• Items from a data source
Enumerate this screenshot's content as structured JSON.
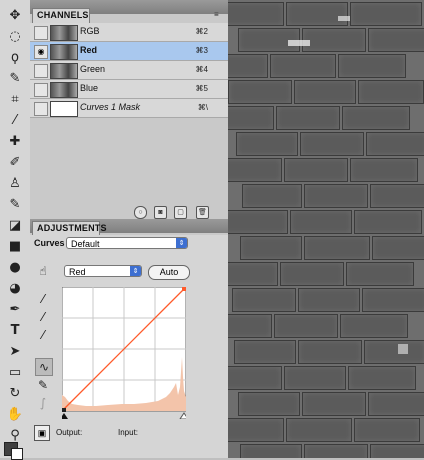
{
  "channels_panel": {
    "tab_label": "CHANNELS",
    "rows": [
      {
        "name": "RGB",
        "shortcut": "⌘2"
      },
      {
        "name": "Red",
        "shortcut": "⌘3"
      },
      {
        "name": "Green",
        "shortcut": "⌘4"
      },
      {
        "name": "Blue",
        "shortcut": "⌘5"
      },
      {
        "name": "Curves 1 Mask",
        "shortcut": "⌘\\"
      }
    ]
  },
  "adjustments_panel": {
    "tab_label": "ADJUSTMENTS",
    "curves_label": "Curves",
    "preset_value": "Default",
    "channel_value": "Red",
    "auto_label": "Auto",
    "output_label": "Output:",
    "input_label": "Input:"
  },
  "icons": {
    "tools": [
      "move-tool-icon",
      "marquee-tool-icon",
      "lasso-tool-icon",
      "quick-select-tool-icon",
      "crop-tool-icon",
      "eyedropper-tool-icon",
      "healing-brush-tool-icon",
      "brush-tool-icon",
      "clone-stamp-tool-icon",
      "history-brush-tool-icon",
      "eraser-tool-icon",
      "gradient-tool-icon",
      "blur-tool-icon",
      "dodge-tool-icon",
      "pen-tool-icon",
      "type-tool-icon",
      "path-select-tool-icon",
      "shape-tool-icon",
      "3d-rotate-tool-icon",
      "3d-orbit-tool-icon",
      "hand-tool-icon",
      "zoom-tool-icon"
    ]
  },
  "curve": {
    "input_points": [
      0,
      255
    ],
    "output_points": [
      0,
      255
    ]
  }
}
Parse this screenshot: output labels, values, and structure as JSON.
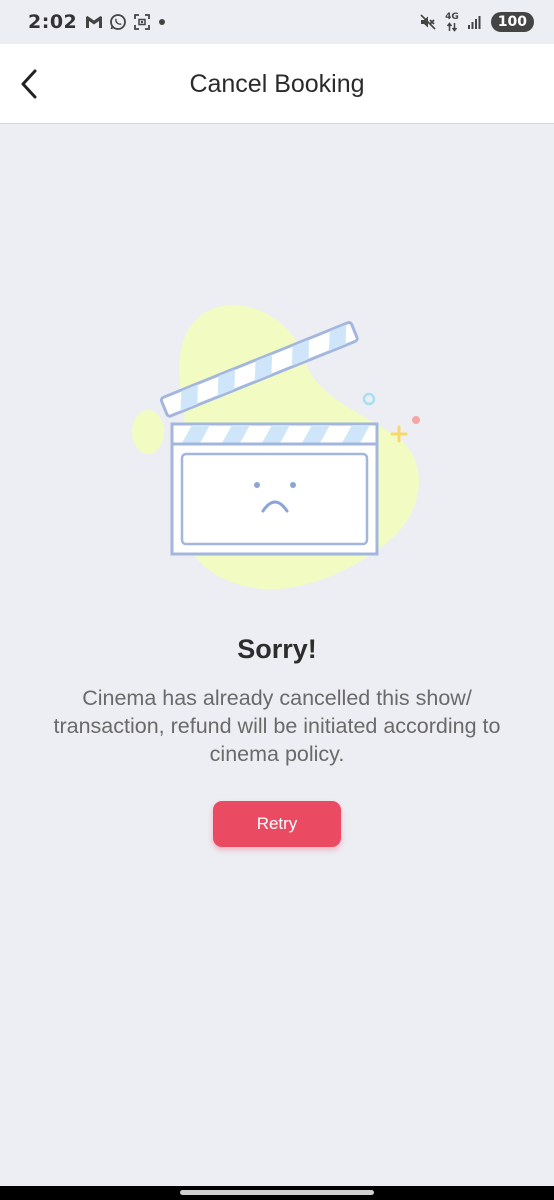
{
  "status_bar": {
    "time": "2:02",
    "network_type": "4G",
    "battery_level": "100",
    "icons": [
      "gmail-icon",
      "whatsapp-icon",
      "screenshot-icon",
      "notification-dot-icon",
      "mute-icon",
      "network-4g-icon",
      "signal-icon",
      "battery-icon"
    ]
  },
  "header": {
    "title": "Cancel Booking",
    "back_icon": "chevron-left-icon"
  },
  "illustration": {
    "icon": "sad-clapperboard-icon",
    "colors": {
      "blob": "#f2fcc2",
      "outline": "#a3b6de",
      "stripe": "#cfe6fa",
      "face": "#8aa5d6",
      "sparkle_pink": "#f4a6a6",
      "sparkle_yellow": "#f7d96b",
      "sparkle_blue": "#a8dff2"
    }
  },
  "content": {
    "heading": "Sorry!",
    "message": "Cinema has already cancelled this show/ transaction, refund will be initiated according to cinema policy."
  },
  "actions": {
    "retry_label": "Retry"
  },
  "colors": {
    "background": "#eceef3",
    "accent": "#ea4b63",
    "header_bg": "#ffffff"
  }
}
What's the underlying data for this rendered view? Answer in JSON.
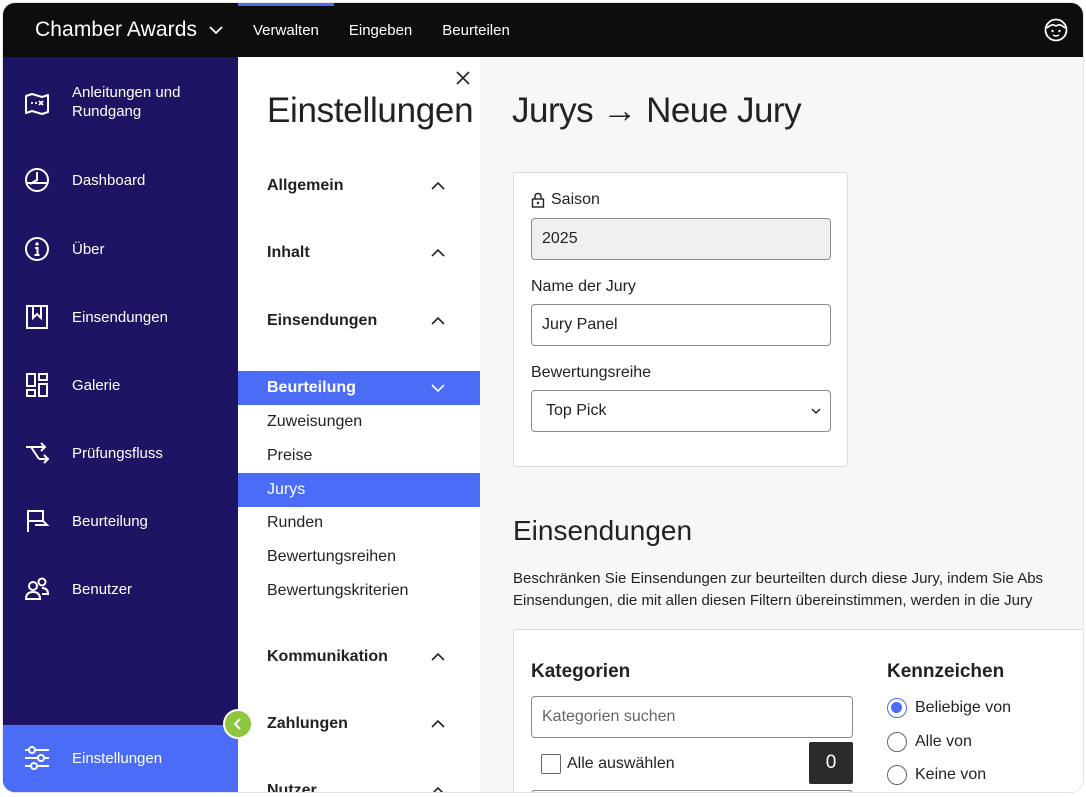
{
  "topbar": {
    "app_name": "Chamber Awards",
    "nav": [
      "Verwalten",
      "Eingeben",
      "Beurteilen"
    ]
  },
  "sidebar": {
    "items": [
      {
        "label": "Anleitungen und Rundgang",
        "icon": "map-icon"
      },
      {
        "label": "Dashboard",
        "icon": "dashboard-gauge-icon"
      },
      {
        "label": "Über",
        "icon": "info-icon"
      },
      {
        "label": "Einsendungen",
        "icon": "bookmark-icon"
      },
      {
        "label": "Galerie",
        "icon": "gallery-icon"
      },
      {
        "label": "Prüfungsfluss",
        "icon": "flow-icon"
      },
      {
        "label": "Beurteilung",
        "icon": "flag-icon"
      },
      {
        "label": "Benutzer",
        "icon": "users-icon"
      }
    ],
    "bottom": {
      "label": "Einstellungen",
      "icon": "sliders-icon"
    }
  },
  "settings": {
    "title": "Einstellungen",
    "sections": {
      "allgemein": "Allgemein",
      "inhalt": "Inhalt",
      "einsendungen": "Einsendungen",
      "beurteilung": "Beurteilung",
      "kommunikation": "Kommunikation",
      "zahlungen": "Zahlungen",
      "nutzer": "Nutzer"
    },
    "beurteilung_items": [
      "Zuweisungen",
      "Preise",
      "Jurys",
      "Runden",
      "Bewertungsreihen",
      "Bewertungskriterien"
    ]
  },
  "main": {
    "title": "Jurys → Neue Jury",
    "saison_label": "Saison",
    "saison_value": "2025",
    "name_label": "Name der Jury",
    "name_value": "Jury Panel",
    "reihe_label": "Bewertungsreihe",
    "reihe_value": "Top Pick",
    "einsendungen_title": "Einsendungen",
    "desc_line1": "Beschränken Sie Einsendungen zur beurteilten durch diese Jury, indem Sie Abs",
    "desc_line2": "Einsendungen, die mit allen diesen Filtern übereinstimmen, werden in die Jury",
    "kategorien_title": "Kategorien",
    "kategorien_placeholder": "Kategorien suchen",
    "alle_auswaehlen": "Alle auswählen",
    "selected_count": "0",
    "kennzeichen_title": "Kennzeichen",
    "kennzeichen_options": [
      "Beliebige von",
      "Alle von",
      "Keine von"
    ]
  },
  "colors": {
    "accent": "#4a6cf7",
    "sidebar_bg": "#1e1464",
    "topbar_bg": "#0d0d0d",
    "collapse_button": "#8dc63f"
  }
}
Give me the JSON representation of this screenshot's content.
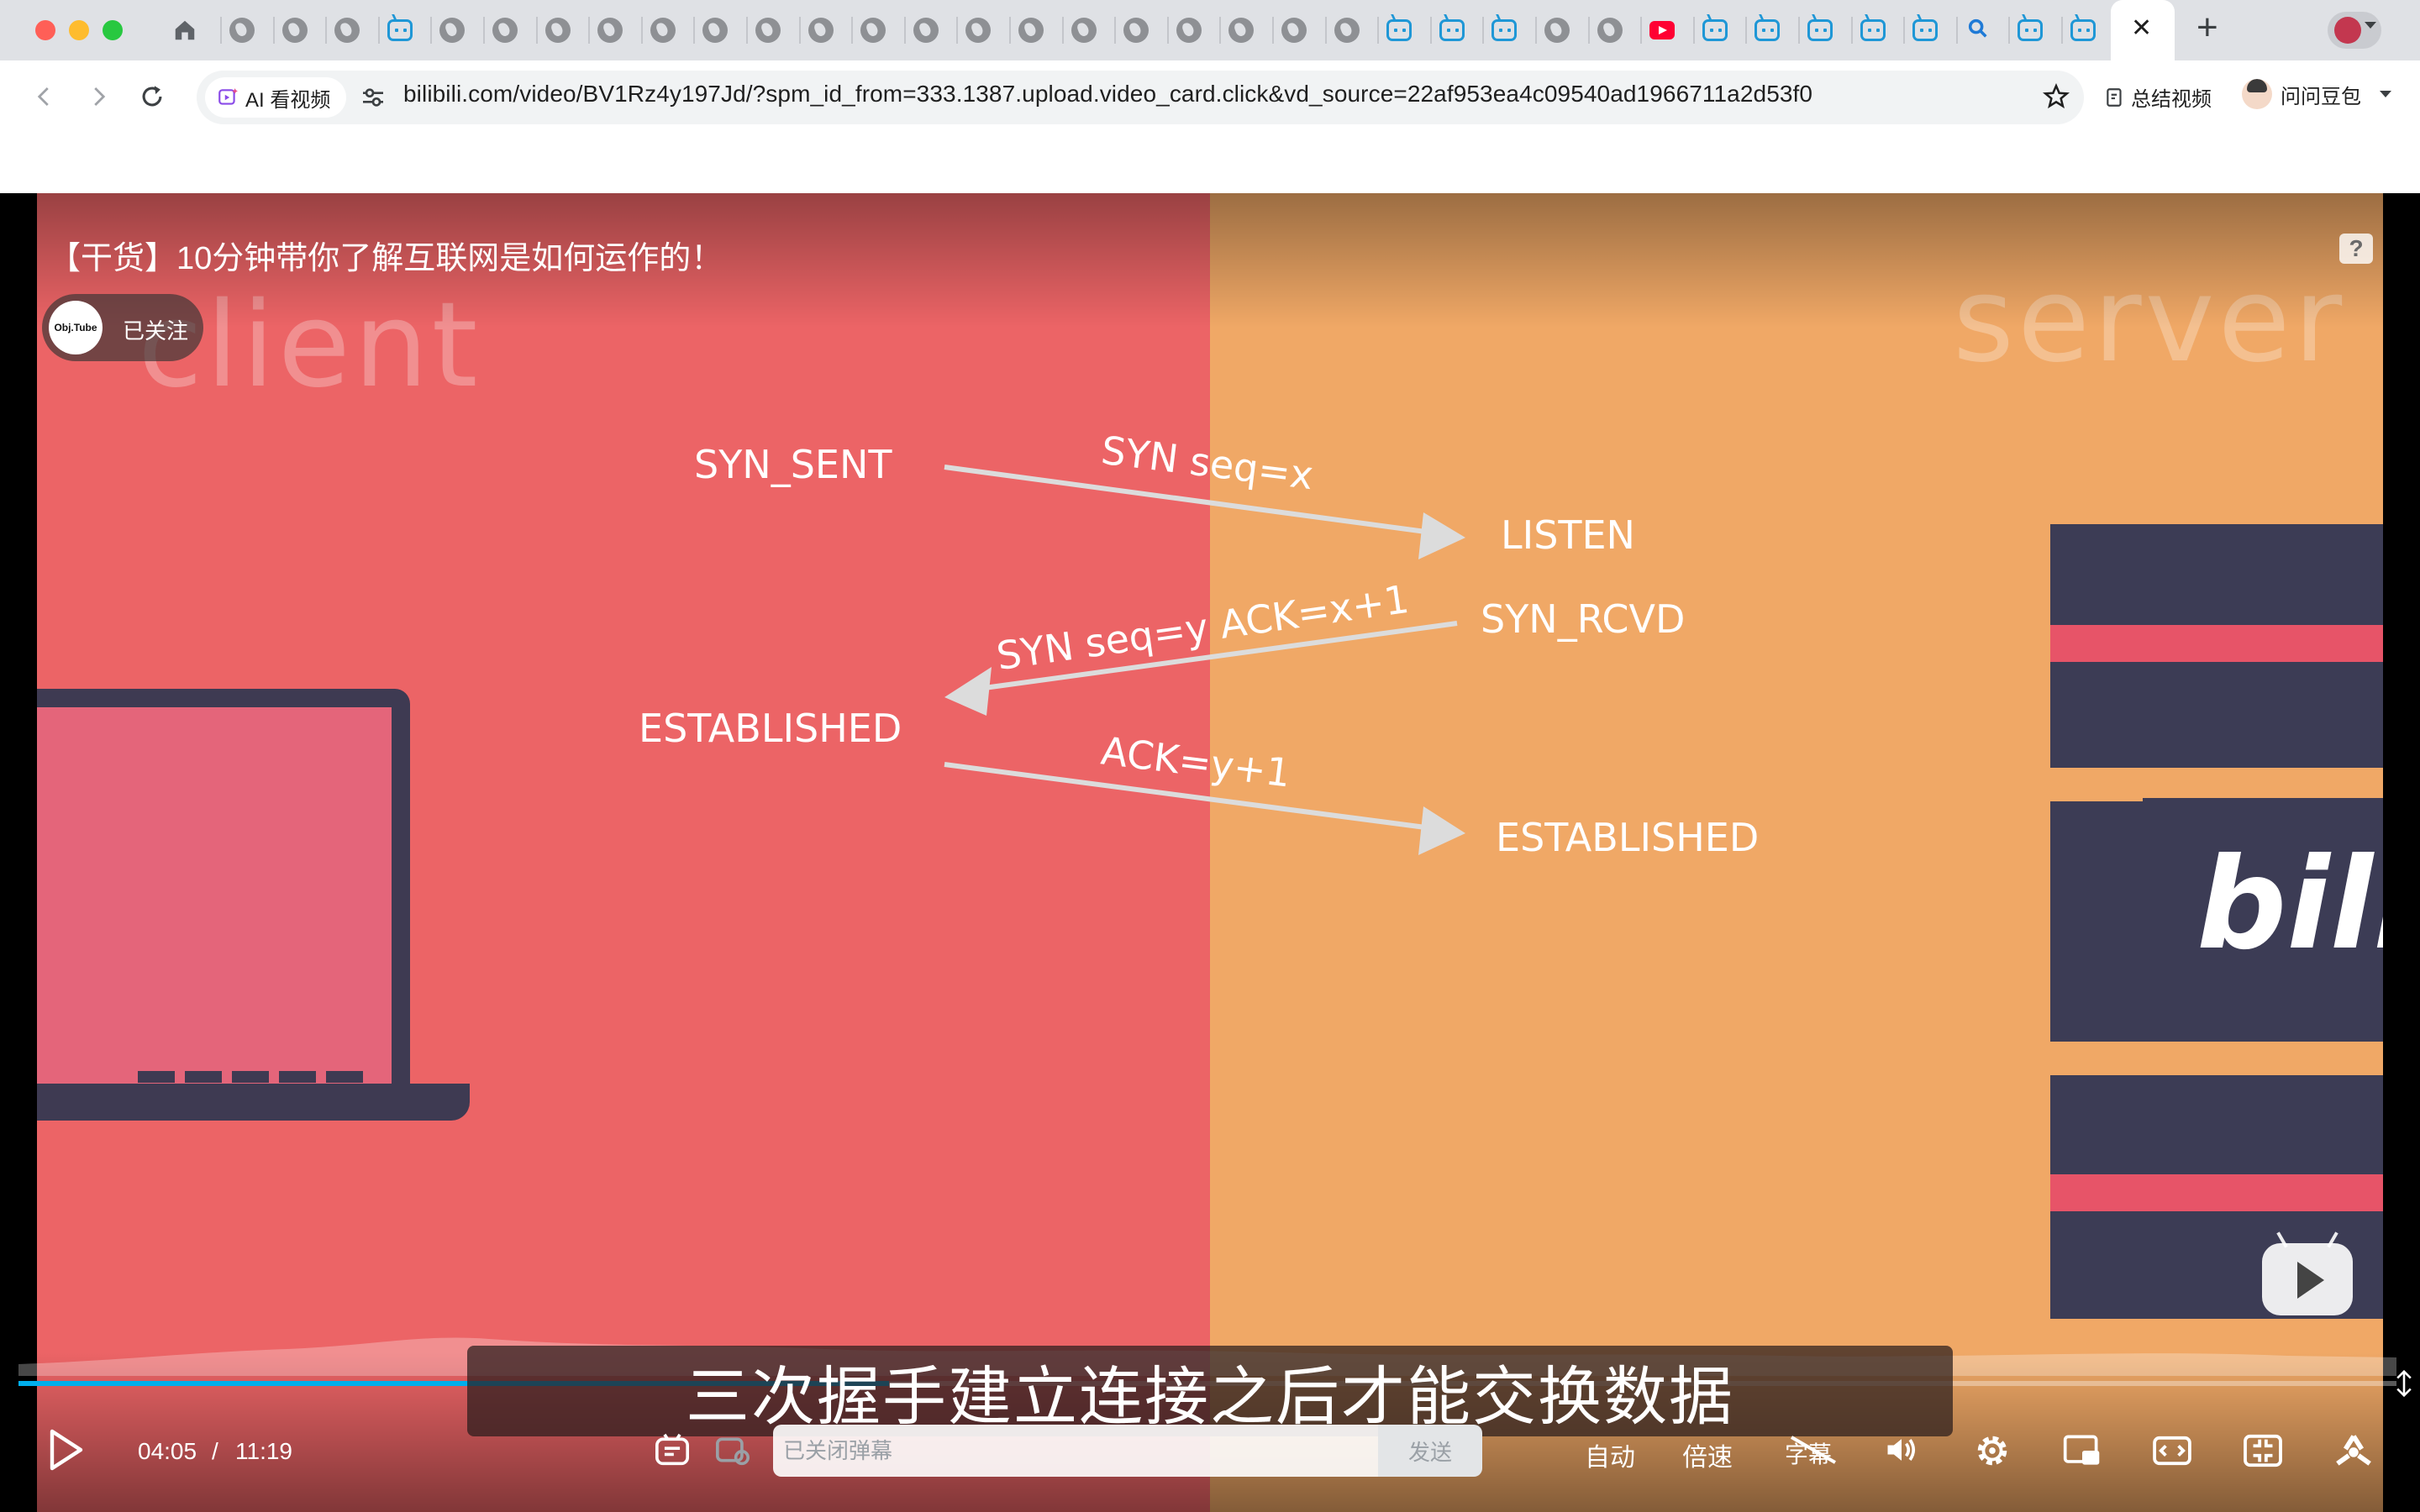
{
  "browser": {
    "tabs": {
      "active_close_symbol": "✕",
      "new_tab_symbol": "+"
    },
    "toolbar": {
      "ai_chip_label": "AI 看视频",
      "url": "bilibili.com/video/BV1Rz4y197Jd/?spm_id_from=333.1387.upload.video_card.click&vd_source=22af953ea4c09540ad1966711a2d53f0",
      "summarize_label": "总结视频",
      "assistant_label": "问问豆包"
    }
  },
  "player": {
    "video_title": "【干货】10分钟带你了解互联网是如何运作的！",
    "uploader": {
      "avatar_text": "Obj.Tube",
      "follow_status": "已关注"
    },
    "help_label": "?",
    "scene": {
      "client_label": "client",
      "server_label": "server",
      "states": {
        "syn_sent": "SYN_SENT",
        "listen": "LISTEN",
        "syn_rcvd": "SYN_RCVD",
        "established_client": "ESTABLISHED",
        "established_server": "ESTABLISHED"
      },
      "messages": {
        "syn": "SYN seq=x",
        "syn_ack": "SYN seq=y ACK=x+1",
        "ack": "ACK=y+1"
      },
      "logo_text": "bili"
    },
    "subtitle": "三次握手建立连接之后才能交换数据",
    "progress_fraction": 0.366,
    "controls": {
      "current_time": "04:05",
      "time_separator": "/",
      "total_time": "11:19",
      "danmaku_placeholder": "已关闭弹幕",
      "send_label": "发送",
      "quality_label": "自动",
      "speed_label": "倍速",
      "subtitle_toggle_label": "字幕"
    },
    "accent_color": "#00aeec"
  }
}
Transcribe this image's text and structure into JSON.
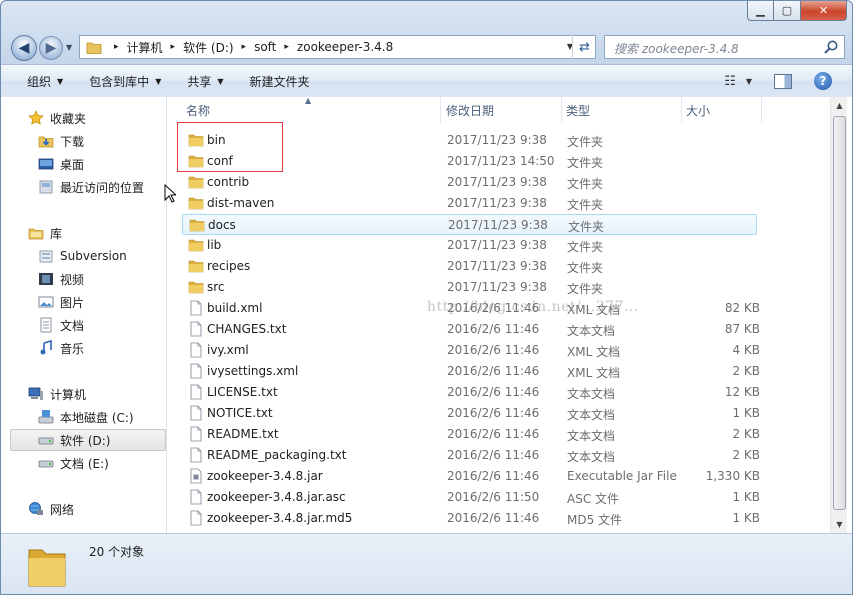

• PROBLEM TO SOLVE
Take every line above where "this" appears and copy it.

• RESPONSE
Enumerate this screenshot's content as structured JSON.
Parse this screenshot: output labels, values, and structure as JSON.
    "message": "Cinema has already cancelled this show/ transaction, refund will be initiated according to cinema policy."
What's the underlying data for this rendered view? Answer in JSON.
Give me the JSON representation of this screenshot's content.
Transcribe this image's text and structure into JSON.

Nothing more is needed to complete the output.